Exercise requirements.
From the entries that follow, copy every line with the word "content".
***** Data
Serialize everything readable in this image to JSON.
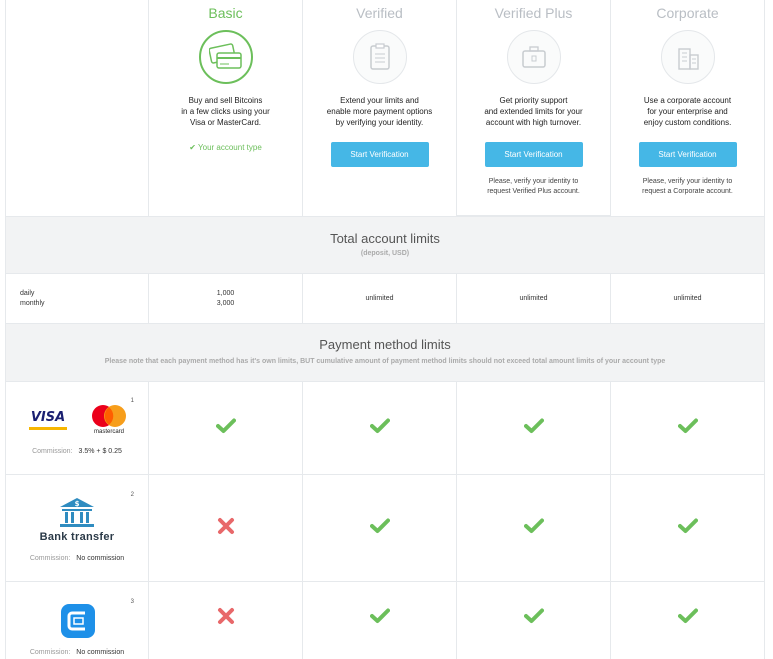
{
  "plans": [
    {
      "title": "Basic",
      "icon": "credit-cards-icon",
      "desc": [
        "Buy and sell Bitcoins",
        "in a few clicks using your",
        "Visa or MasterCard."
      ],
      "status": "Your account type"
    },
    {
      "title": "Verified",
      "icon": "clipboard-icon",
      "desc": [
        "Extend your limits and",
        "enable more payment options",
        "by verifying your identity."
      ],
      "button": "Start Verification"
    },
    {
      "title": "Verified Plus",
      "icon": "briefcase-icon",
      "desc": [
        "Get priority support",
        "and extended limits for your",
        "account with high turnover."
      ],
      "button": "Start Verification",
      "note": [
        "Please, verify your identity to",
        "request Verified Plus account."
      ]
    },
    {
      "title": "Corporate",
      "icon": "building-icon",
      "desc": [
        "Use a corporate account",
        "for your enterprise and",
        "enjoy custom conditions."
      ],
      "button": "Start Verification",
      "note": [
        "Please, verify your identity to",
        "request a Corporate account."
      ]
    }
  ],
  "total_limits": {
    "title": "Total account limits",
    "sub": "(deposit, USD)",
    "labels": [
      "daily",
      "monthly"
    ],
    "basic": [
      "1,000",
      "3,000"
    ],
    "verified": "unlimited",
    "verified_plus": "unlimited",
    "corporate": "unlimited"
  },
  "payment_limits": {
    "title": "Payment method limits",
    "sub": "Please note that each payment method has it's own limits, BUT cumulative amount of payment method limits should not exceed total amount limits of your account type"
  },
  "methods": [
    {
      "sup": "1",
      "visa": "VISA",
      "mastercard": "mastercard",
      "commission_label": "Commission:",
      "commission": "3.5% + $ 0.25",
      "available": [
        true,
        true,
        true,
        true
      ]
    },
    {
      "sup": "2",
      "name": "Bank transfer",
      "commission_label": "Commission:",
      "commission": "No commission",
      "available": [
        false,
        true,
        true,
        true
      ]
    },
    {
      "sup": "3",
      "commission_label": "Commission:",
      "commission": "No commission",
      "available": [
        false,
        true,
        true,
        true
      ]
    }
  ],
  "colors": {
    "green": "#6cbf5b",
    "blue": "#45b7e6",
    "red": "#e8686a",
    "bank": "#2f8cc0"
  }
}
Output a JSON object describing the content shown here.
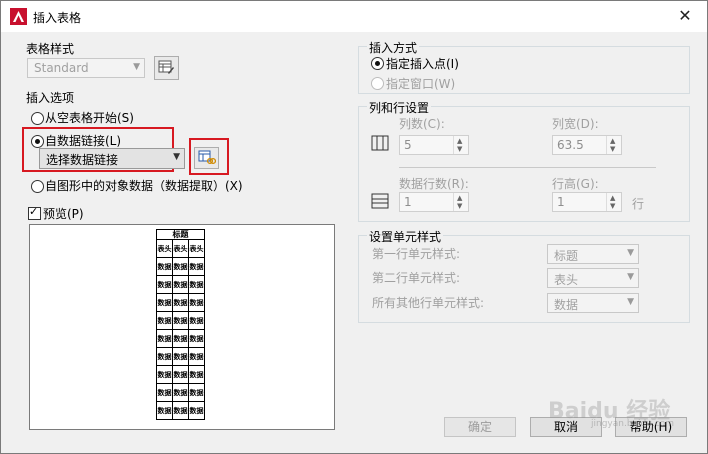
{
  "window": {
    "title": "插入表格",
    "close_glyph": "✕"
  },
  "table_style": {
    "group_label": "表格样式",
    "combo_value": "Standard"
  },
  "insert_options": {
    "group_label": "插入选项",
    "opt_empty": "从空表格开始(S)",
    "opt_datalink": "自数据链接(L)",
    "datalink_combo_value": "选择数据链接",
    "opt_extract": "自图形中的对象数据（数据提取）(X)"
  },
  "preview": {
    "label": "预览(P)",
    "table": {
      "title": "标题",
      "header": [
        "表头",
        "表头",
        "表头"
      ],
      "cell": "数据",
      "data_rows": 9
    }
  },
  "insert_method": {
    "group_label": "插入方式",
    "opt_point": "指定插入点(I)",
    "opt_window": "指定窗口(W)"
  },
  "row_col": {
    "group_label": "列和行设置",
    "columns_label": "列数(C):",
    "columns_value": "5",
    "col_width_label": "列宽(D):",
    "col_width_value": "63.5",
    "data_rows_label": "数据行数(R):",
    "data_rows_value": "1",
    "row_height_label": "行高(G):",
    "row_height_value": "1",
    "row_height_unit": "行"
  },
  "cell_styles": {
    "group_label": "设置单元样式",
    "first_row_label": "第一行单元样式:",
    "first_row_value": "标题",
    "second_row_label": "第二行单元样式:",
    "second_row_value": "表头",
    "others_label": "所有其他行单元样式:",
    "others_value": "数据"
  },
  "buttons": {
    "ok": "确定",
    "cancel": "取消",
    "help": "帮助(H)"
  },
  "watermark": {
    "text": "Baidu 经验",
    "url": "jingyan.baidu.com"
  },
  "colors": {
    "highlight": "#d71921",
    "app_icon": "#c8102e"
  }
}
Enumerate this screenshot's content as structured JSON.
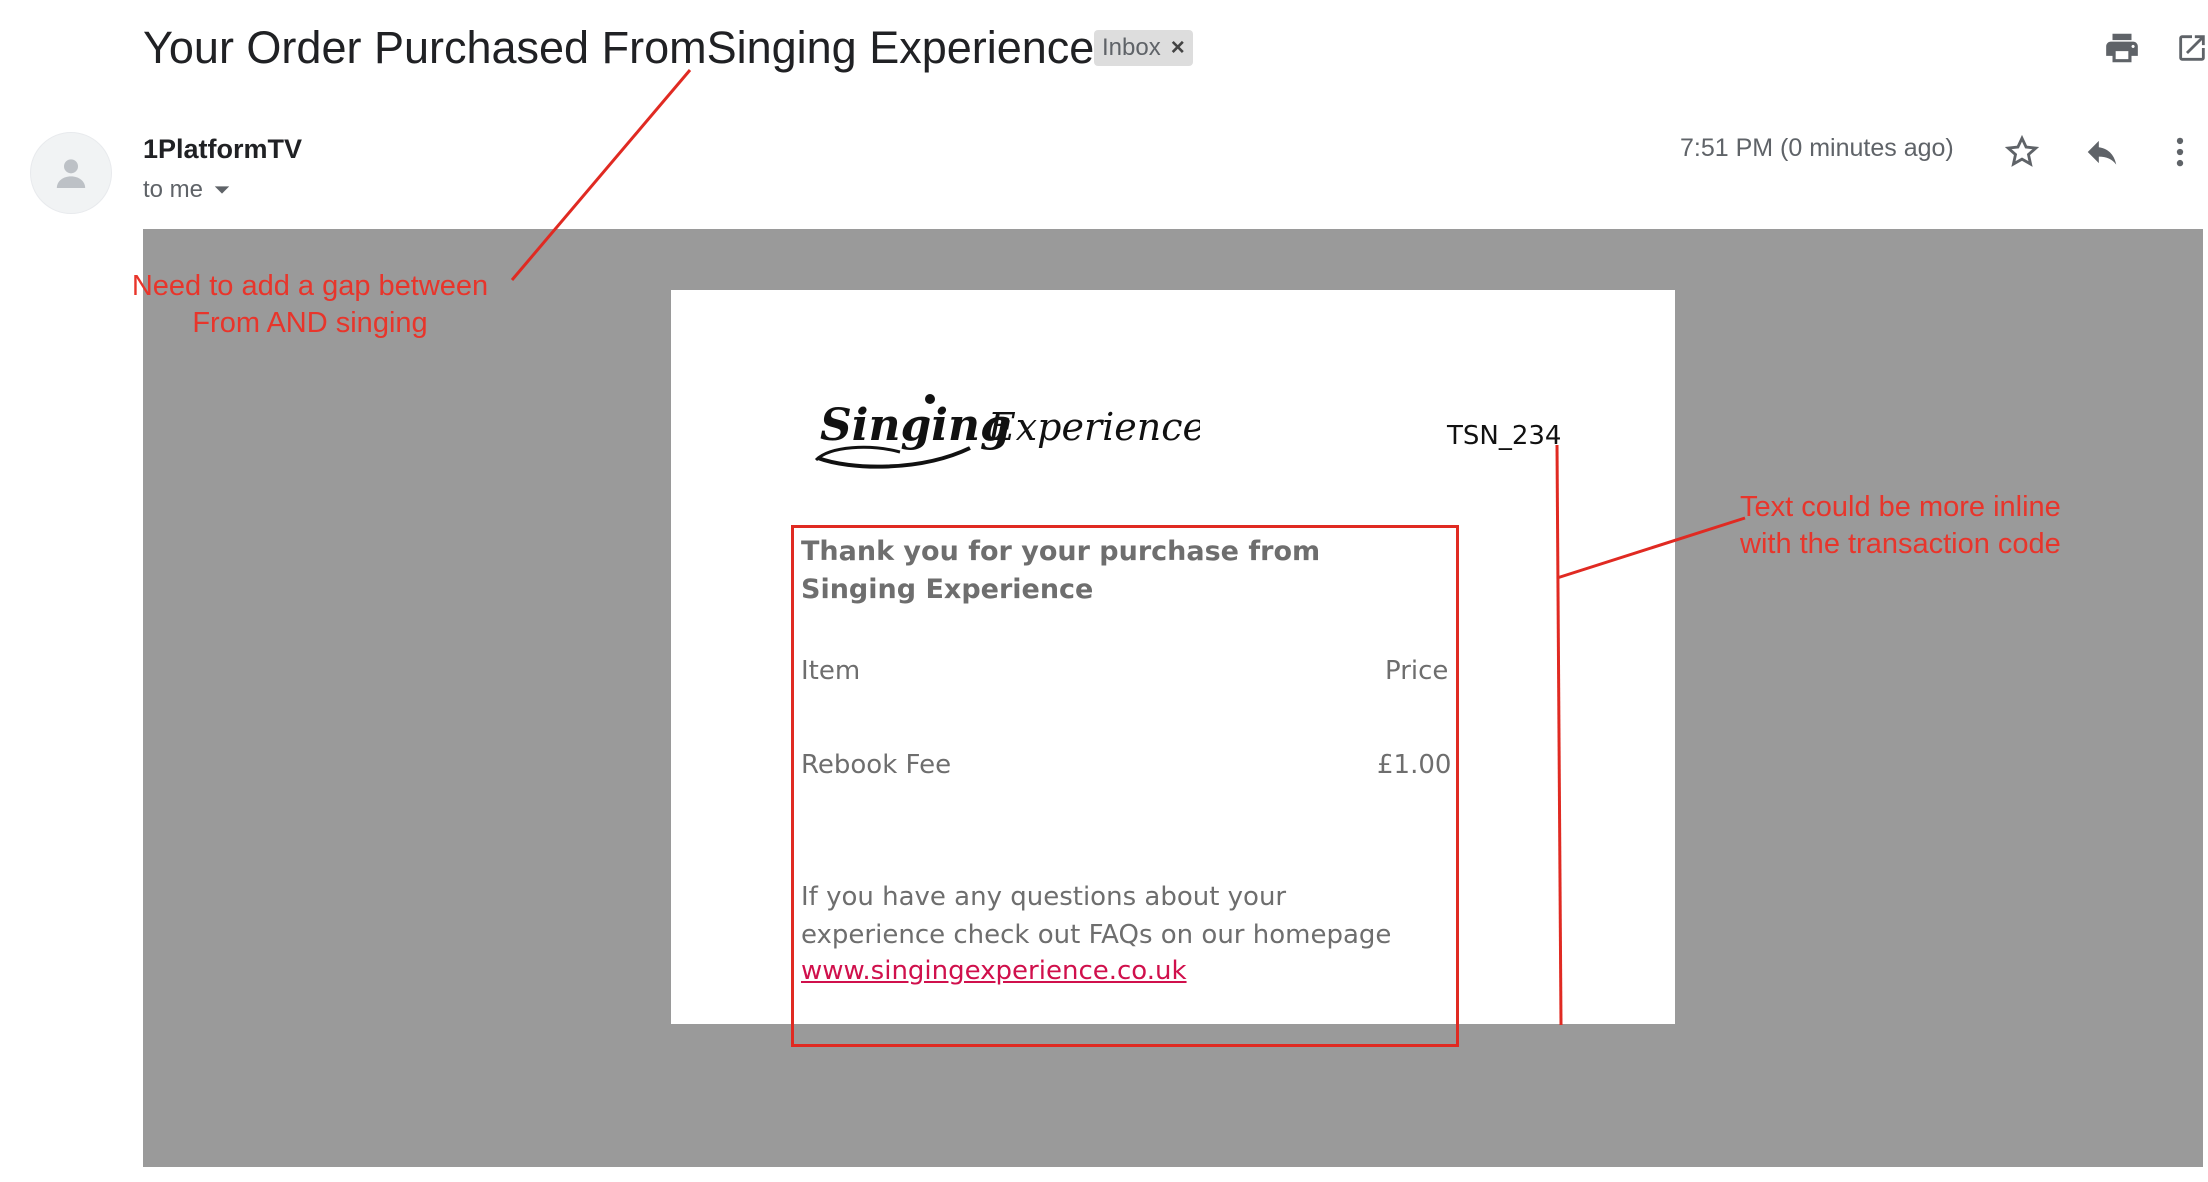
{
  "email": {
    "subject": "Your Order Purchased FromSinging Experience",
    "label_chip": "Inbox",
    "label_chip_close": "×",
    "sender": "1PlatformTV",
    "recipient": "to me",
    "timestamp": "7:51 PM (0 minutes ago)"
  },
  "icons": {
    "print": "print-icon",
    "open_new_window": "open-in-new-window-icon",
    "star": "star-icon",
    "reply": "reply-icon",
    "more": "more-vertical-icon",
    "avatar": "person-icon",
    "dropdown": "caret-down-icon"
  },
  "message": {
    "brand_logo_text": "SingingExperience",
    "transaction_code": "TSN_234",
    "thanks_heading": "Thank you for your purchase from Singing Experience",
    "item_header": "Item",
    "price_header": "Price",
    "item_name": "Rebook Fee",
    "item_price": "£1.00",
    "faq_text": "If you have any questions about your experience check out FAQs on our homepage",
    "website_link": "www.singingexperience.co.uk"
  },
  "annotations": {
    "note_gap": "Need to add a gap between From AND singing",
    "note_inline": "Text could be more inline with the transaction code"
  },
  "colors": {
    "annotation_red": "#e02a22",
    "link_pink": "#d0104c",
    "panel_gray": "#9a9a9a"
  }
}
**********
Task solution.
Output a JSON object describing the content shown here.
Enumerate this screenshot's content as structured JSON.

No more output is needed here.